Olivier, Laurence Kerr, Baron Olivier of Brighton
Laurence Kerr Olivier, Baron Olivier of Brighton (ōlĬv´ē-ā´), 1907–89, English actor, director, and producer. He made his stage debut at Stratford-upon-Avon in 1922 and soon achieved renown through his work with the Old Vic company. Noted for his remarkable versatility and striking features, he enjoyed universal admiration for his work in the classics, in modern realistic plays, and in comedy. His films include Wuthering Heights (1939), Rebecca (1940), Pride and Prejudice (1940), Henry V (1944), Richard III (1956), The Entertainer (1960), Othello (1965), and Three Sisters (1970). In 1948 he won an Academy Award for his portrayal of Hamlet in the film that he also produced and directed. In 1962, Olivier was appointed director of the National Theatre of England, which became one of the finest repertory companies in the world. In the 1970s and 1980s, he was a highly prized character actor, appearing in such roles as the Nazi villain in The Marathon Man (1976). Olivier was knighted in 1947 and in 1970 was made a life peer, the first actor to be so honored.

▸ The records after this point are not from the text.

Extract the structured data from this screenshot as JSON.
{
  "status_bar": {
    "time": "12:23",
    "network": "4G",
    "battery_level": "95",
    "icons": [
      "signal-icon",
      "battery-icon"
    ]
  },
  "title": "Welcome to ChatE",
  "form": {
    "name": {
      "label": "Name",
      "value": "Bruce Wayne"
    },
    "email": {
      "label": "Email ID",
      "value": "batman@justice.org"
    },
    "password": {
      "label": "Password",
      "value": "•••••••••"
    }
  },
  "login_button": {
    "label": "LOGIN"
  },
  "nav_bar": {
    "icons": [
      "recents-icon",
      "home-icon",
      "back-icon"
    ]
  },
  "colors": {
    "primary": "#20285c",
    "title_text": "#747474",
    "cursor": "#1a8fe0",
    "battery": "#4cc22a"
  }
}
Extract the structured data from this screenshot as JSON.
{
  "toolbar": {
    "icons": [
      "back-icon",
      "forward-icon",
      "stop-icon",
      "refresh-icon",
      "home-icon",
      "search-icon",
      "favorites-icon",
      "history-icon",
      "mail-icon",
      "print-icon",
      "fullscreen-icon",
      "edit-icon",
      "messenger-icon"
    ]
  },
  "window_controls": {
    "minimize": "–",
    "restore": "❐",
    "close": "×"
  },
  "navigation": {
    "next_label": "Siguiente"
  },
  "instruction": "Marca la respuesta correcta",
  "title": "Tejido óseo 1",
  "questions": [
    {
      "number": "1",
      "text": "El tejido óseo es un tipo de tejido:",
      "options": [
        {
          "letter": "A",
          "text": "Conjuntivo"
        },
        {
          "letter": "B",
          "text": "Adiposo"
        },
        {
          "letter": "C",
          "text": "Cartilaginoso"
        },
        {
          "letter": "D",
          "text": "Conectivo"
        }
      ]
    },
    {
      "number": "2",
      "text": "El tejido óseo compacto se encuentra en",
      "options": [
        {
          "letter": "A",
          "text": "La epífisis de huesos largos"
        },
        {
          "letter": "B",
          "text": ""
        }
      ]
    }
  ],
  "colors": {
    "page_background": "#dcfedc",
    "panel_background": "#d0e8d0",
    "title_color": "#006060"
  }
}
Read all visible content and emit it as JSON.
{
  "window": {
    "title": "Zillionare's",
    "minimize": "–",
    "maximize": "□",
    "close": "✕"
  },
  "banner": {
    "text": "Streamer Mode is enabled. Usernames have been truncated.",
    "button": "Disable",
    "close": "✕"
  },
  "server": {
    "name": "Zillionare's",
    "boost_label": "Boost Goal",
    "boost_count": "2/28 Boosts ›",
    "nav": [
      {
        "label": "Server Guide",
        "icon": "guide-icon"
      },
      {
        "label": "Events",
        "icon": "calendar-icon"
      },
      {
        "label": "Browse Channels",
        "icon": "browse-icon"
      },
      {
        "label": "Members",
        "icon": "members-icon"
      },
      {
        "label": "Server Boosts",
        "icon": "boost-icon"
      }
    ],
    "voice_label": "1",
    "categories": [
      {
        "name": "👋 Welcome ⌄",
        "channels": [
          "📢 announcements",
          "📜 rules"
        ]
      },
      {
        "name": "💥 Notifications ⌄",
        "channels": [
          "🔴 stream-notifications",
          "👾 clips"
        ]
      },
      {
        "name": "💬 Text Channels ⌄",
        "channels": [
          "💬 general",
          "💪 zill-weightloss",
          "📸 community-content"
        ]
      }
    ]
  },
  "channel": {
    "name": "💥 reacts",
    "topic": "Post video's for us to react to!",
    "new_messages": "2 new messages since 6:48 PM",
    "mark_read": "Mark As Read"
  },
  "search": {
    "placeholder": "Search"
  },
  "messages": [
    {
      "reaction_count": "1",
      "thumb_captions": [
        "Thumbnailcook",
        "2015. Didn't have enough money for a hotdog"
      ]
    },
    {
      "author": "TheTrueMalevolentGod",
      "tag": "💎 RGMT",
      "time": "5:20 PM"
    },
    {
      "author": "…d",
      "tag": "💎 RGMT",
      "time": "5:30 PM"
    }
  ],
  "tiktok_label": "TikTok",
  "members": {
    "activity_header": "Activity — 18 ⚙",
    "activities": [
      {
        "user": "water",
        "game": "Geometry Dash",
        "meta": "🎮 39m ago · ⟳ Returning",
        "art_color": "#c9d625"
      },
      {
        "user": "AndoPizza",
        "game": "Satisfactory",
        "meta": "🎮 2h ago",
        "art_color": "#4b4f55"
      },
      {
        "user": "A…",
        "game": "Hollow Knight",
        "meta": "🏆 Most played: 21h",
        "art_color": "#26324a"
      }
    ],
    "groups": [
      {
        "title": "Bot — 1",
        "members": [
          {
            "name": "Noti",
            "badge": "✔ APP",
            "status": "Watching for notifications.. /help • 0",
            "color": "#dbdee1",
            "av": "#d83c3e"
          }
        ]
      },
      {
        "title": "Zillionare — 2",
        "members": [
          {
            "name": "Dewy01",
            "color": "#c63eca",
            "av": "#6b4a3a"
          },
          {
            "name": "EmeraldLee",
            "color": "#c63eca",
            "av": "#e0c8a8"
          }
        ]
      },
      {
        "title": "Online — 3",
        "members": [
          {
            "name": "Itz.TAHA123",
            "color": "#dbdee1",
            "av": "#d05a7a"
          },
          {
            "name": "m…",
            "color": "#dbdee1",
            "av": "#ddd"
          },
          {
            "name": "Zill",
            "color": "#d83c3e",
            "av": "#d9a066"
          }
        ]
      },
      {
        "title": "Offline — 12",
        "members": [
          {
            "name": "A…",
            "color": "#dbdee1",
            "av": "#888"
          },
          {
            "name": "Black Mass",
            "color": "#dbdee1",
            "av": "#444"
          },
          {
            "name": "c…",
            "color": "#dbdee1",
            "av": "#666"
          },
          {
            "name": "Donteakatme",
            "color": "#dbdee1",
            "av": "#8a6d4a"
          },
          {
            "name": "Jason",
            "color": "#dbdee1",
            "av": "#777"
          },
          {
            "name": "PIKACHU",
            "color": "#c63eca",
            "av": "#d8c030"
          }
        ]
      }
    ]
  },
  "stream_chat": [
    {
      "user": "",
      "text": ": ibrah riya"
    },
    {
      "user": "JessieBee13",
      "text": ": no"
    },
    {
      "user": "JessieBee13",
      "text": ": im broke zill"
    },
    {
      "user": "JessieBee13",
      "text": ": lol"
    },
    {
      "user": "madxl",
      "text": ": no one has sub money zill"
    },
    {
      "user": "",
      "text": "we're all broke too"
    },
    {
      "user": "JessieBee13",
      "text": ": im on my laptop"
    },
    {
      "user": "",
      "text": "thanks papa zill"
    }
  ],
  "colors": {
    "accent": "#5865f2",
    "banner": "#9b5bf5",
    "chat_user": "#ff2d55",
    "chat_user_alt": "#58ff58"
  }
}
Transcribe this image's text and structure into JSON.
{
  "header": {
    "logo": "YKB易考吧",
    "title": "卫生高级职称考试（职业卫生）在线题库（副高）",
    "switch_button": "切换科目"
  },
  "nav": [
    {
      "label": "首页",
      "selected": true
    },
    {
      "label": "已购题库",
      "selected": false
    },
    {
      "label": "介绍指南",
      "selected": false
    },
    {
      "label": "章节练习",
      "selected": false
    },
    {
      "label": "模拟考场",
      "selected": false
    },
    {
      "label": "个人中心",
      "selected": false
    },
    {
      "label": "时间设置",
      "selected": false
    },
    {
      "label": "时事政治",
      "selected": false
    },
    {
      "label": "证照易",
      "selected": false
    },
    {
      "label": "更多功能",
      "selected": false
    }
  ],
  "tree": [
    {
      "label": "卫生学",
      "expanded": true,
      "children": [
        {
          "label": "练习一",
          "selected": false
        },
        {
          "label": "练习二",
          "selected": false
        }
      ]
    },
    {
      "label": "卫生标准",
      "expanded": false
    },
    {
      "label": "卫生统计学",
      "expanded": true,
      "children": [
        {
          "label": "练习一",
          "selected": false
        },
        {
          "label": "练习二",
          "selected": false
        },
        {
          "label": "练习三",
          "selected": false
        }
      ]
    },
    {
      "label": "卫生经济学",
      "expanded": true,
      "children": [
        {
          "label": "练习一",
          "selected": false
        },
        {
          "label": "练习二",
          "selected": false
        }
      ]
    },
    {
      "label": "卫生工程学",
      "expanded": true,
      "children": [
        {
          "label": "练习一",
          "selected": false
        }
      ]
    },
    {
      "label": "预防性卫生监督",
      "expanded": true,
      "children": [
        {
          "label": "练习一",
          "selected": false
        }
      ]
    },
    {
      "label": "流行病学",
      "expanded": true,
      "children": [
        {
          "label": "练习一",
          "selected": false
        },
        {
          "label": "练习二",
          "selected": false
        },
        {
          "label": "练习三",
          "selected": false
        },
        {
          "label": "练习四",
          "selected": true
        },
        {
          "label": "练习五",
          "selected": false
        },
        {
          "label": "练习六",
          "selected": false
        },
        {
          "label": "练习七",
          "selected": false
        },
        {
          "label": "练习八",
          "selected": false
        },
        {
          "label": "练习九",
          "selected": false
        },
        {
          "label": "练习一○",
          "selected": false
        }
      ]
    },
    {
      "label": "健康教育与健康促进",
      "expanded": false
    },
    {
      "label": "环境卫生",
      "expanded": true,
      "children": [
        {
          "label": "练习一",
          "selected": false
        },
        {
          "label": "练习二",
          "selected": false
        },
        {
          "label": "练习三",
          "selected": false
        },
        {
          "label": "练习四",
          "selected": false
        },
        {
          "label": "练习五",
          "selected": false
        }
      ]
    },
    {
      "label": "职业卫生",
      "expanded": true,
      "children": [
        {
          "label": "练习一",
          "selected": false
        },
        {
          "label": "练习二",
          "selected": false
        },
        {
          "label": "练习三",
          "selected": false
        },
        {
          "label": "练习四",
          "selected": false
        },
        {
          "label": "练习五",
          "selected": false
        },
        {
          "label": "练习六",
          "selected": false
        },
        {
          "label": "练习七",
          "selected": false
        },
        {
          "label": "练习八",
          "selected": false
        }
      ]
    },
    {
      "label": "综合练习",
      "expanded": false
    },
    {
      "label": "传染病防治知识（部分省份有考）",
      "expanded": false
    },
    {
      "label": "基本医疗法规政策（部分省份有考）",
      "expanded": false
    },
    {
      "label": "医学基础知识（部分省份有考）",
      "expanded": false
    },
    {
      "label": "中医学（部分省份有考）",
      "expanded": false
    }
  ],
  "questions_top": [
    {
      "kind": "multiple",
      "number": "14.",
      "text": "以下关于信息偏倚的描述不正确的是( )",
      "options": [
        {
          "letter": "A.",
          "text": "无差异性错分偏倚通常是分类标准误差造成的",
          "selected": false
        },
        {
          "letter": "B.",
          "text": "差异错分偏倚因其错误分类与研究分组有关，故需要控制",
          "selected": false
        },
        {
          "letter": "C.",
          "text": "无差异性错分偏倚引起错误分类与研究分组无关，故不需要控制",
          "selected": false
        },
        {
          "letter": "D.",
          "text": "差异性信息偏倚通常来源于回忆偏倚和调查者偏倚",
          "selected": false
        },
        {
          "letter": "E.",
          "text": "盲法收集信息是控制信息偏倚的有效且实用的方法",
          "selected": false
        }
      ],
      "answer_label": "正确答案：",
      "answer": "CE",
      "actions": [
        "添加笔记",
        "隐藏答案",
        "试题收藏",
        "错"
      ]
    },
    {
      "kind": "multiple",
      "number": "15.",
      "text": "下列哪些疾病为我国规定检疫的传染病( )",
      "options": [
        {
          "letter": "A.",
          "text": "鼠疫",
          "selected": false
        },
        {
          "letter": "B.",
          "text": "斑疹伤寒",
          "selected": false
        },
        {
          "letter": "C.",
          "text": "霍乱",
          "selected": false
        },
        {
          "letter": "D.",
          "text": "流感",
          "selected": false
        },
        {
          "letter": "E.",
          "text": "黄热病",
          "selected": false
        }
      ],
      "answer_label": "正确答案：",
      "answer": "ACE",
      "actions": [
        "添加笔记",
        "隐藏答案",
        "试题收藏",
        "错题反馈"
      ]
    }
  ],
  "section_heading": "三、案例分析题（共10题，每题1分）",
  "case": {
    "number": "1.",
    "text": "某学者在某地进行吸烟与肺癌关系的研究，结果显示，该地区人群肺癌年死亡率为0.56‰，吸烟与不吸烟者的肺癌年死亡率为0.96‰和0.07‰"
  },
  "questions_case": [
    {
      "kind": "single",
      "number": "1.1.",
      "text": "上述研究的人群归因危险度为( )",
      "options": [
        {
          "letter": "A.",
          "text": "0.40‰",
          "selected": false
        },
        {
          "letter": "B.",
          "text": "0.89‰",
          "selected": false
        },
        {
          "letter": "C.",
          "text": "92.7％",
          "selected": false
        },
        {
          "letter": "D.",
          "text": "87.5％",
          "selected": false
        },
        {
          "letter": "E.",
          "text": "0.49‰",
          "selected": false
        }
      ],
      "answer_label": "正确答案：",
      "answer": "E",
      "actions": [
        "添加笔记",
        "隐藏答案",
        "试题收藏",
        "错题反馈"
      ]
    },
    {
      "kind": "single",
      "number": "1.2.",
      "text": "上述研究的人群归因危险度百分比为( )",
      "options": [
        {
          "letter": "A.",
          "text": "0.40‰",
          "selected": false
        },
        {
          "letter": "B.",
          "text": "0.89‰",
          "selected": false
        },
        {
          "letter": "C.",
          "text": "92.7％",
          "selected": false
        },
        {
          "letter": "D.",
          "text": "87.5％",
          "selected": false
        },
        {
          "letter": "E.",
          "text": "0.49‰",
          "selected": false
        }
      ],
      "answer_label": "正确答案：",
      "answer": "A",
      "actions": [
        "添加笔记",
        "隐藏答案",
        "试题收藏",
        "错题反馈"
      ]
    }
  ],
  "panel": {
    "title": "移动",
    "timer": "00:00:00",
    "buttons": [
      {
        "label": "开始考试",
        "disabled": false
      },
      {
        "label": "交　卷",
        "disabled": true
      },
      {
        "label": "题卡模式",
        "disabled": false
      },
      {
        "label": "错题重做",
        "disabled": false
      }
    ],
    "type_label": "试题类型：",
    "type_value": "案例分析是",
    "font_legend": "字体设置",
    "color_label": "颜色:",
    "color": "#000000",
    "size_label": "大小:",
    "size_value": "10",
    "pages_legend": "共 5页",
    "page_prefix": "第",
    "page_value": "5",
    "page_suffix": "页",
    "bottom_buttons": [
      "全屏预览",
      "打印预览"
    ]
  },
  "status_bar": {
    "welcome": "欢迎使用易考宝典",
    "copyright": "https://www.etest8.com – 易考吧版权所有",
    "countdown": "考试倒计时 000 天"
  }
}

Olivier often costarred on stage and screen with his second wife, Vivien Leigh, 1913–67, a delicate brunette who made a spectacular American film debut in Gone with the Wind (1939), winning the Academy Award. She followed this with Waterloo Bridge (1940), Lady Hamilton (with Olivier as Nelson, 1941), and A Streetcar Named Desire (1951), for which she won a second Academy Award.
See F. Barker, The Oliviers (1953); L. Gourlay, ed., Olivier, a collection of memoirs by his friends (1973); Olivier's own disquisition on acting (1986); biographies by A. Holden (1988), H. Vickers (1989), A. Walker (1989), D. Spoto (1992, repr. 2001), T. Coleman (2005), and P. Ziegler (2014).